Vehicle Restrictions & Guidelines
There are no width restrictions at Christmas Valley Sand Dunes, but safety flags are required and so are spark arrestors.
When you’re off-roading in forests or on mountains it’s easy to find an object to winch from if you get stuck. In the desert you don’t have many options. Make sure to travel with a buddy who can help pull you out or you may have to get real creative. It’s possible to get buried in sand up to your framerails, so you need to make sure to have sturdy recovery points on the front and back of your truck. You don’t want to have to spend the day digging yourself out of sand.
Once you start going, momentum is your friend in the desert. Going fast will help keep you from getting bogged down. If you feel your lifted truck start slowing down, resist the urge to floor it and instead ease off and go downhill. When you’re ready to stop moving, don’t hit the brakes. Hitting the brakes will kick sand up in front of the tires and you’ll have a hard time getting started when you’re ready to head out again. Instead, let off the gas and allow the truck to come to a stop naturally if possible.
Watch the Engine Temp
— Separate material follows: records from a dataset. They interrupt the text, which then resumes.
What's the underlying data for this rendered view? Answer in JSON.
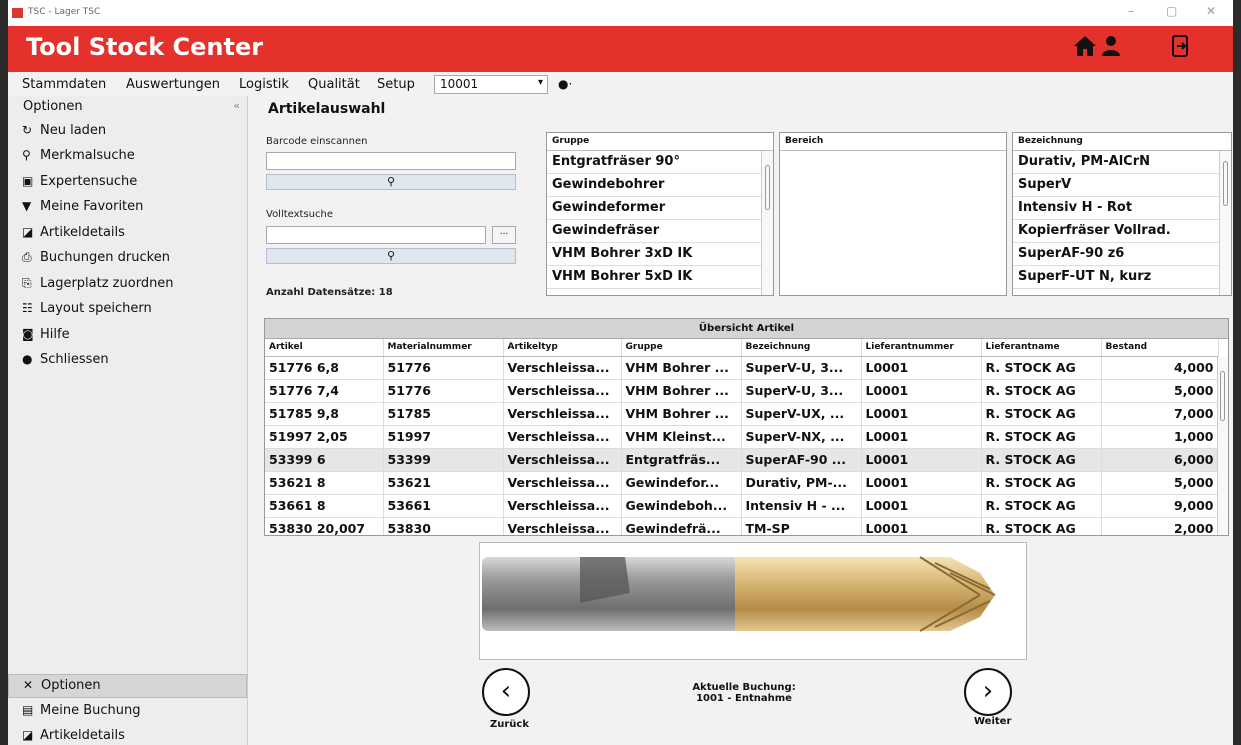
{
  "window": {
    "title": "TSC - Lager TSC",
    "controls": [
      "–",
      "▢",
      "✕"
    ]
  },
  "header": {
    "app_title": "Tool Stock Center",
    "icons": [
      "home-icon",
      "user-icon",
      "logout-icon"
    ],
    "color": "#e4312b"
  },
  "menu": {
    "items": [
      "Stammdaten",
      "Auswertungen",
      "Logistik",
      "Qualität",
      "Setup"
    ],
    "combo_value": "10001",
    "combo_arrow": "▾",
    "extra": "●·"
  },
  "sidebar": {
    "header": "Optionen",
    "collapse": "«",
    "items": [
      {
        "icon": "reload-icon",
        "glyph": "↻",
        "label": "Neu laden"
      },
      {
        "icon": "search-icon",
        "glyph": "⚲",
        "label": "Merkmalsuche"
      },
      {
        "icon": "expert-search-icon",
        "glyph": "▣",
        "label": "Expertensuche"
      },
      {
        "icon": "filter-icon",
        "glyph": "▼",
        "label": "Meine Favoriten"
      },
      {
        "icon": "article-details-icon",
        "glyph": "◪",
        "label": "Artikeldetails"
      },
      {
        "icon": "printer-icon",
        "glyph": "⎙",
        "label": "Buchungen drucken"
      },
      {
        "icon": "storage-assign-icon",
        "glyph": "⎘",
        "label": "Lagerplatz zuordnen"
      },
      {
        "icon": "layout-save-icon",
        "glyph": "☷",
        "label": "Layout speichern"
      },
      {
        "icon": "help-icon",
        "glyph": "◙",
        "label": "Hilfe"
      },
      {
        "icon": "close-circle-icon",
        "glyph": "●",
        "label": "Schliessen"
      }
    ],
    "bottom": [
      {
        "icon": "options-tools-icon",
        "glyph": "✕",
        "label": "Optionen"
      },
      {
        "icon": "my-booking-icon",
        "glyph": "▤",
        "label": "Meine Buchung"
      },
      {
        "icon": "article-details-icon",
        "glyph": "◪",
        "label": "Artikeldetails"
      }
    ]
  },
  "main": {
    "title": "Artikelauswahl",
    "barcode_label": "Barcode einscannen",
    "barcode_value": "",
    "fulltext_label": "Volltextsuche",
    "fulltext_value": "",
    "search_glyph": "⚲",
    "ellipsis": "...",
    "count": "Anzahl Datensätze: 18"
  },
  "lists": {
    "gruppe": {
      "header": "Gruppe",
      "items": [
        "Entgratfräser 90°",
        "Gewindebohrer",
        "Gewindeformer",
        "Gewindefräser",
        "VHM Bohrer 3xD IK",
        "VHM Bohrer 5xD IK"
      ]
    },
    "bereich": {
      "header": "Bereich",
      "items": []
    },
    "bezeichnung": {
      "header": "Bezeichnung",
      "items": [
        "Durativ, PM-AlCrN",
        "SuperV",
        "Intensiv H - Rot",
        "Kopierfräser Vollrad.",
        "SuperAF-90 z6",
        "SuperF-UT N, kurz"
      ]
    }
  },
  "grid": {
    "caption": "Übersicht Artikel",
    "columns": [
      "Artikel",
      "Materialnummer",
      "Artikeltyp",
      "Gruppe",
      "Bezeichnung",
      "Lieferantnummer",
      "Lieferantname",
      "Bestand"
    ],
    "rows": [
      [
        "51776 6,8",
        "51776",
        "Verschleissa...",
        "VHM Bohrer ...",
        "SuperV-U, 3...",
        "L0001",
        "R. STOCK AG",
        "4,000"
      ],
      [
        "51776 7,4",
        "51776",
        "Verschleissa...",
        "VHM Bohrer ...",
        "SuperV-U, 3...",
        "L0001",
        "R. STOCK AG",
        "5,000"
      ],
      [
        "51785 9,8",
        "51785",
        "Verschleissa...",
        "VHM Bohrer ...",
        "SuperV-UX, ...",
        "L0001",
        "R. STOCK AG",
        "7,000"
      ],
      [
        "51997 2,05",
        "51997",
        "Verschleissa...",
        "VHM Kleinst...",
        "SuperV-NX, ...",
        "L0001",
        "R. STOCK AG",
        "1,000"
      ],
      [
        "53399 6",
        "53399",
        "Verschleissa...",
        "Entgratfräs...",
        "SuperAF-90 ...",
        "L0001",
        "R. STOCK AG",
        "6,000"
      ],
      [
        "53621 8",
        "53621",
        "Verschleissa...",
        "Gewindefor...",
        "Durativ, PM-...",
        "L0001",
        "R. STOCK AG",
        "5,000"
      ],
      [
        "53661 8",
        "53661",
        "Verschleissa...",
        "Gewindeboh...",
        "Intensiv H - ...",
        "L0001",
        "R. STOCK AG",
        "9,000"
      ],
      [
        "53830 20,007",
        "53830",
        "Verschleissa...",
        "Gewindefrä...",
        "TM-SP",
        "L0001",
        "R. STOCK AG",
        "2,000"
      ]
    ],
    "highlighted_row": 4
  },
  "footer": {
    "back_glyph": "‹",
    "back_label": "Zurück",
    "next_glyph": "›",
    "next_label": "Weiter",
    "booking_title": "Aktuelle Buchung:",
    "booking_value": "1001 - Entnahme"
  }
}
Hot deserts and working your engine hard can spell disaster for your truck if you aren’t paying attention. Keep an eye on your engine temps and stop when your engine starts getting too warm.
Our tips will help you get started with off-roading on the desert. If you’re ready to take your rig out on some dunes, check in with our service department and they can let you know what aftermarket work will help make your lifted truck perform best in sandy conditions.
So what are you waiting for? Check out the online inventory of used trucks in Olympia, then visit South Sound Trucks to test drive the truck of your dreams and find a new weekend warrior to hit the trails with.